-Cut the stem approximately 20 inches below the bottom of the bud, keeping the bloom support stake attached to the stem. -Cut at a slant and immediately put the stem in a bucket of water. (Lower leaves on the stem should have been removed leaving 3- 5 leaves at the base of the bloom). Then recut the stem approximately 1 inch above the previous cut while under water. This removes air bubbles that cling to the end of the stem and impede water uptake. Let the cut stem remain in the water for a few seconds, and then remove to a vase or water bucket for transportation to the show.
-I cut the incurves 3-4 days before judging day. The centers will develop much faster in a vase or bucket of mildly warm water (100 deg for example) than they will on the plant. Most others I cut 1-2 days before judging. Following these procedures the cut bloom will hold up well for 1-2 weeks. The key is the second cutting under water.
-When you do the final arrangement of your bloom(s) you should make the final cut. Our show rules state that cutting most blooms 16 inches below the bud bottom is desired (That’s the length of the support stake you cut from 16 inch shingles. However the rules allow for up to 18 inch stems and supports for the very large blooms so that the lower petals don’t reach the vase. This also helps where the upper leaves are far below the bloom base and sometimes get shoved into the top of the vase.
Where multiple blooms are required in entry, you should work at cutting the stems slightly below the support so that the stems can be individually trimmed to present the top of each bloom at the same height. Please don’t get carried away and cut your blooms higher, making them more noticeable than comparable entries.
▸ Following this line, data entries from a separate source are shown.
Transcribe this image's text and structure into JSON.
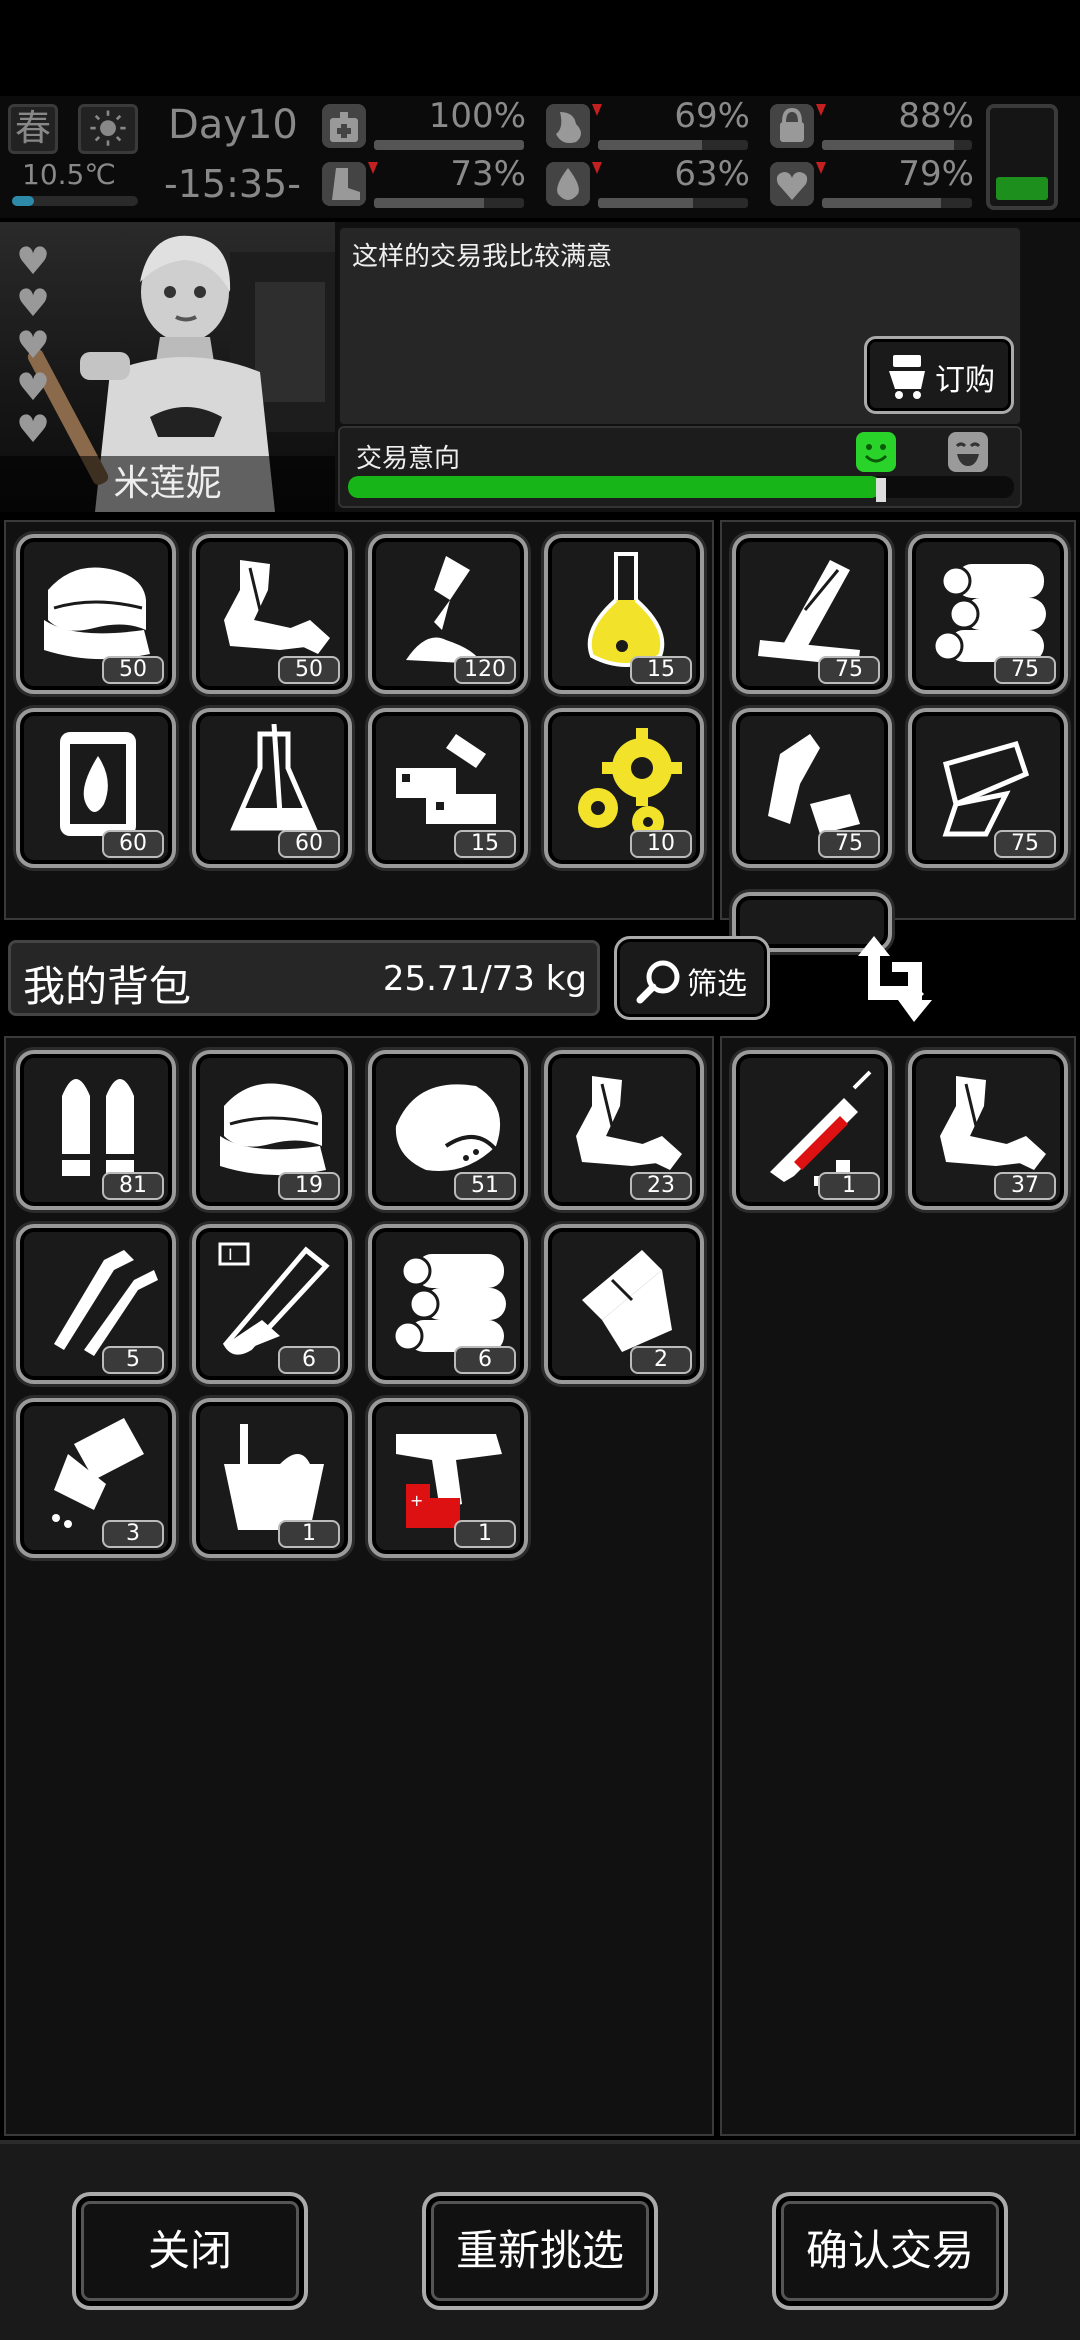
{
  "status": {
    "season": "春",
    "temperature": "10.5℃",
    "day": "Day10",
    "time": "-15:35-",
    "stats": [
      {
        "icon": "medkit-icon",
        "value": "100%",
        "level": 100,
        "declining": false
      },
      {
        "icon": "stomach-icon",
        "value": "69%",
        "level": 69,
        "declining": true
      },
      {
        "icon": "lock-icon",
        "value": "88%",
        "level": 88,
        "declining": true
      },
      {
        "icon": "boot-icon",
        "value": "73%",
        "level": 73,
        "declining": true
      },
      {
        "icon": "water-drop-icon",
        "value": "63%",
        "level": 63,
        "declining": true
      },
      {
        "icon": "heart-icon",
        "value": "79%",
        "level": 79,
        "declining": true
      }
    ],
    "battery_level": 0.25
  },
  "npc": {
    "name": "米莲妮",
    "affinity_hearts": 5,
    "speech": "这样的交易我比较满意",
    "order_label": "订购",
    "intent_label": "交易意向",
    "intent_level": 0.8
  },
  "trader_items_left": [
    {
      "icon": "cloth-icon",
      "count": "50"
    },
    {
      "icon": "rags-icon",
      "count": "50"
    },
    {
      "icon": "glue-tube-icon",
      "count": "120"
    },
    {
      "icon": "yellow-flask-icon",
      "count": "15"
    },
    {
      "icon": "fuel-barrel-icon",
      "count": "60"
    },
    {
      "icon": "beaker-icon",
      "count": "60"
    },
    {
      "icon": "electronics-icon",
      "count": "15"
    },
    {
      "icon": "gears-icon",
      "count": "10"
    }
  ],
  "trader_items_right": [
    {
      "icon": "planks-icon",
      "count": "75"
    },
    {
      "icon": "logs-icon",
      "count": "75"
    },
    {
      "icon": "plastic-bottles-icon",
      "count": "75"
    },
    {
      "icon": "glass-shards-icon",
      "count": "75"
    }
  ],
  "backpack": {
    "title": "我的背包",
    "weight": "25.71/73 kg",
    "filter_label": "筛选"
  },
  "backpack_items": [
    {
      "icon": "bullets-icon",
      "count": "81"
    },
    {
      "icon": "cloth-icon",
      "count": "19"
    },
    {
      "icon": "meat-icon",
      "count": "51"
    },
    {
      "icon": "rags-icon",
      "count": "23"
    },
    {
      "icon": "screws-icon",
      "count": "5"
    },
    {
      "icon": "test-tube-icon",
      "count": "6"
    },
    {
      "icon": "logs-icon",
      "count": "6"
    },
    {
      "icon": "paper-rolls-icon",
      "count": "2"
    },
    {
      "icon": "pills-bottle-icon",
      "count": "3"
    },
    {
      "icon": "bucket-icon",
      "count": "1"
    },
    {
      "icon": "flare-gun-icon",
      "count": "1"
    }
  ],
  "offer_items": [
    {
      "icon": "syringe-icon",
      "count": "1"
    },
    {
      "icon": "rags-icon",
      "count": "37"
    }
  ],
  "actions": {
    "close": "关闭",
    "reselect": "重新挑选",
    "confirm": "确认交易"
  }
}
The Judges can penalize you for such practices.
-In multiple bloom entries of 3 or 5 blooms per vase, variations to the same height rule are allowed/ preferred such that the back blooms are somewhat higher than the forward blooms.

Good luck! and come to the October meeting to get your materials, exchange ideas and ask questions.
Drs 9/24/2013